The European Union (EU) has a unique chance to effectively abate the dire consequences of the looming climate emergency on future generations — and to do so it needs to address the problems in its own backyard, a leading climate scientist said on Monday.
"We still have an opportunity to do something," William Moomaw, a leading author of a Nobel Prize-winning U.N. report on climate change told a diplomatic conference in Brussels, calling on EU leaders to swap out routine, if ambitious, political declarations for science-based action.
Speaking at a conference on the EU's role in building a sustainable future, Moomaw highlighted a key measure which could help the EU attain its own goals —including a pledge by the newly sworn-in EU Commission to attain climate neutrality by 2050—: to protect the last of its remaining old-growth forests.

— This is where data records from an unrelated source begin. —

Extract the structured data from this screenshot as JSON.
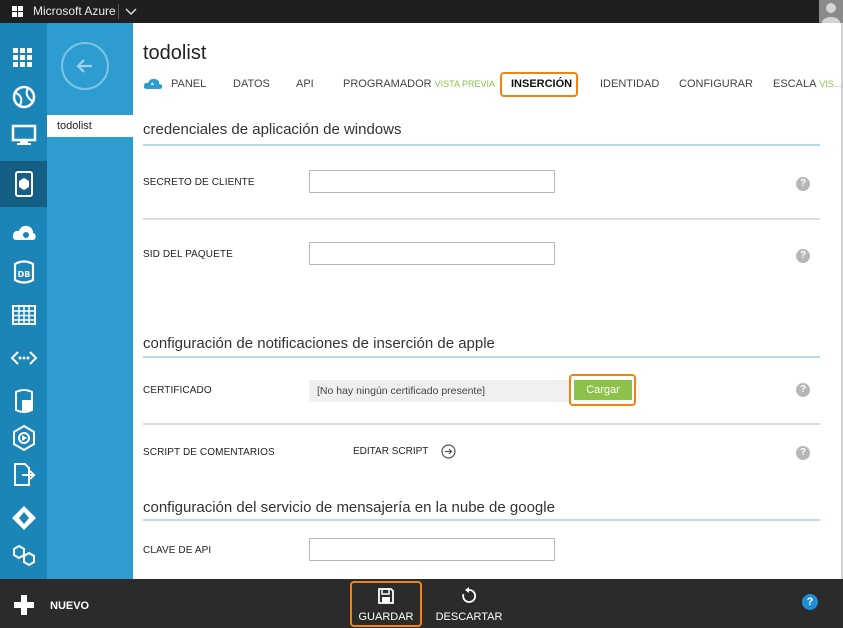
{
  "topbar": {
    "brand": "Microsoft Azure"
  },
  "sidebar": {
    "current_item": "todolist"
  },
  "page": {
    "title": "todolist"
  },
  "tabs": [
    {
      "label": "PANEL"
    },
    {
      "label": "DATOS"
    },
    {
      "label": "API"
    },
    {
      "label": "PROGRAMADOR",
      "badge": "VISTA PREVIA"
    },
    {
      "label": "INSERCIÓN"
    },
    {
      "label": "IDENTIDAD"
    },
    {
      "label": "CONFIGURAR"
    },
    {
      "label": "ESCALA",
      "badge": "VIS..."
    }
  ],
  "windows": {
    "section_title": "credenciales de aplicación de windows",
    "client_secret_label": "SECRETO DE CLIENTE",
    "client_secret_value": "",
    "package_sid_label": "SID DEL PAQUETE",
    "package_sid_value": ""
  },
  "apple": {
    "section_title": "configuración de notificaciones de inserción de apple",
    "certificate_label": "CERTIFICADO",
    "certificate_value": "[No hay ningún certificado presente]",
    "upload_label": "Cargar",
    "feedback_script_label": "SCRIPT DE COMENTARIOS",
    "edit_script_label": "EDITAR SCRIPT"
  },
  "google": {
    "section_title": "configuración del servicio de mensajería en la nube de google",
    "api_key_label": "CLAVE DE API",
    "api_key_value": ""
  },
  "help_glyph": "?",
  "bottombar": {
    "new_label": "NUEVO",
    "save_label": "GUARDAR",
    "discard_label": "DESCARTAR",
    "help_glyph": "?"
  },
  "colors": {
    "rail": "#1c85b8",
    "rail_active": "#155f85",
    "column": "#2c9cd1",
    "highlight": "#f0850d",
    "upload": "#8cc24a"
  }
}
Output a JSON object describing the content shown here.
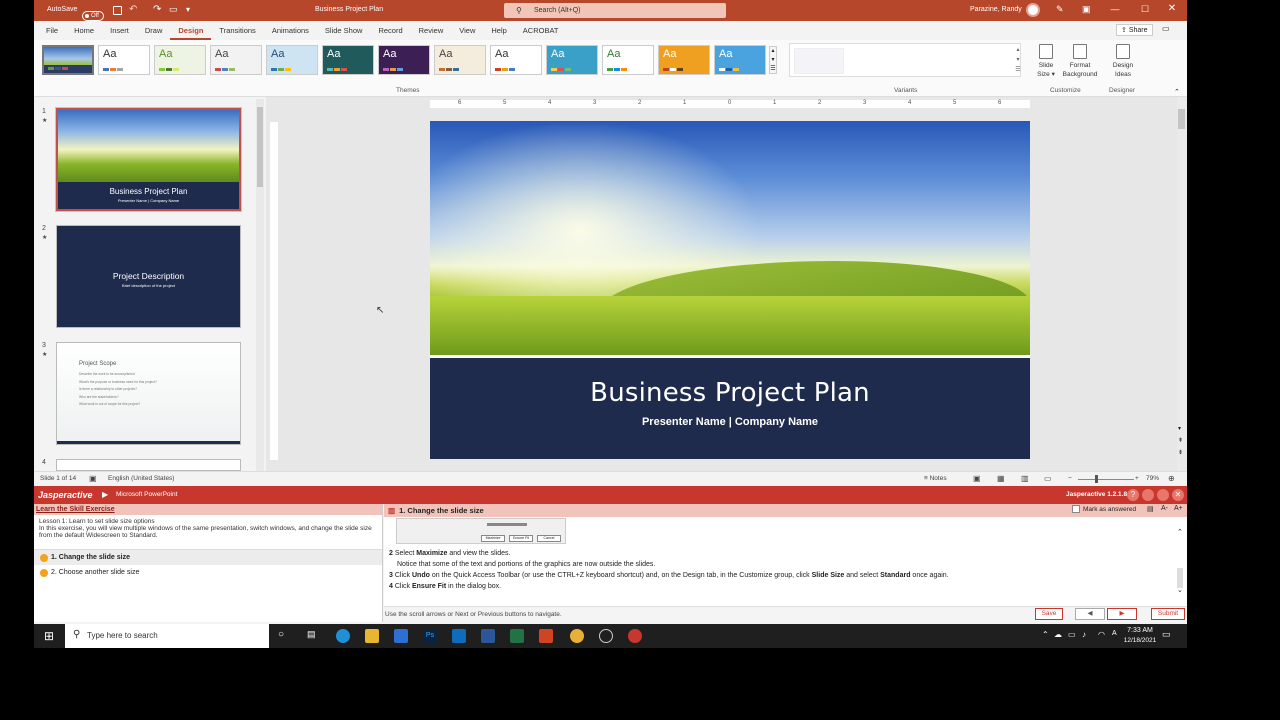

Citing recent scientific reports on the remarkable carbon-absorption capacities of old-growth or primaeval woodlands, the IPCC member said it was urgent for EU leaders to stop turning a blind eye to illegal logging practices devastating old forests in Eastern European countries like Romania.
"There's a lot of talk about planting trees," Moomaw said, adding that while it was a "good thing to do" in the long-run, it would "not make a difference in 2030."
The continued chopping and burning of old-age trees, some of which Moomaw said were being shipped to countries like Belgium and the Netherlands, is a central obstacle stifling the EU's capacity to achieve climate goals like the ones adopted in the Paris Accords of 2016.
In order to effectively reach short-term goals, the Nobel-Prize recipient said the EU needed to look past reforestation and the creation of young forests and embrace a notion he referred to as "proforestation," which consists in letting trees grow old.
"Proforestation will remove and store more carbon per hectare in the near term —when it is most urgently needed— than aforestation and reforestation," Moomaw said, calling on leaders to take measures to allow nature to do its job.
'Essential' for EU to take leading role on climate
Moomaw's statements coincide with the first day of the U.N.'s COP25 conference on climate, which kicked off in Madrid on Monday and which will see world leaders discuss climate and environmental policies, and which comes just days after a bleak report found that, four years after the Paris accords, carbon emissions had reached an all-time high.
Moomaw—who was also one of the 11,000 climate scientists who said humanity would face "untold suffering" if no meaningful measures on climate change are taken— also called out the EU Parliament for their "carbon neutrality" concept, which he said skewed perspectives as it was not based on science.
"The EU Parliament decided that burning of wood was carbon-neutral — by definition, not by science," Moomaw said, noting that the bioenergy sector in the EU, which relies, among others, on forest wood, was a larger contributor to carbon emissions into the atmosphere than coal.
"The argument that 'it's carbon-neutral because it regrows' totally misses the point of what we have to do – which is to let things grow," Moomaw stated, noting that most of Scandanavia's woodland had been transformed into tree farms where trees were "never allowed to get big enough to store carbon."
Past failures of political leaders to heed the calls of the scientific community —and, increasingly, of civil society— to implement policies to fight climate change have resulted in a dramatic increase of the efforts that must now be undertaken to limit the worst consequences that a warming planet is forecast to have on the environment and on human communities, he said.
Moomaw lauded the determination of young generations in pushing for ambitious climate action and said it was "absolutely essential" for the EU to take a leading role in bridging the gap between words and action.
The Brussels Times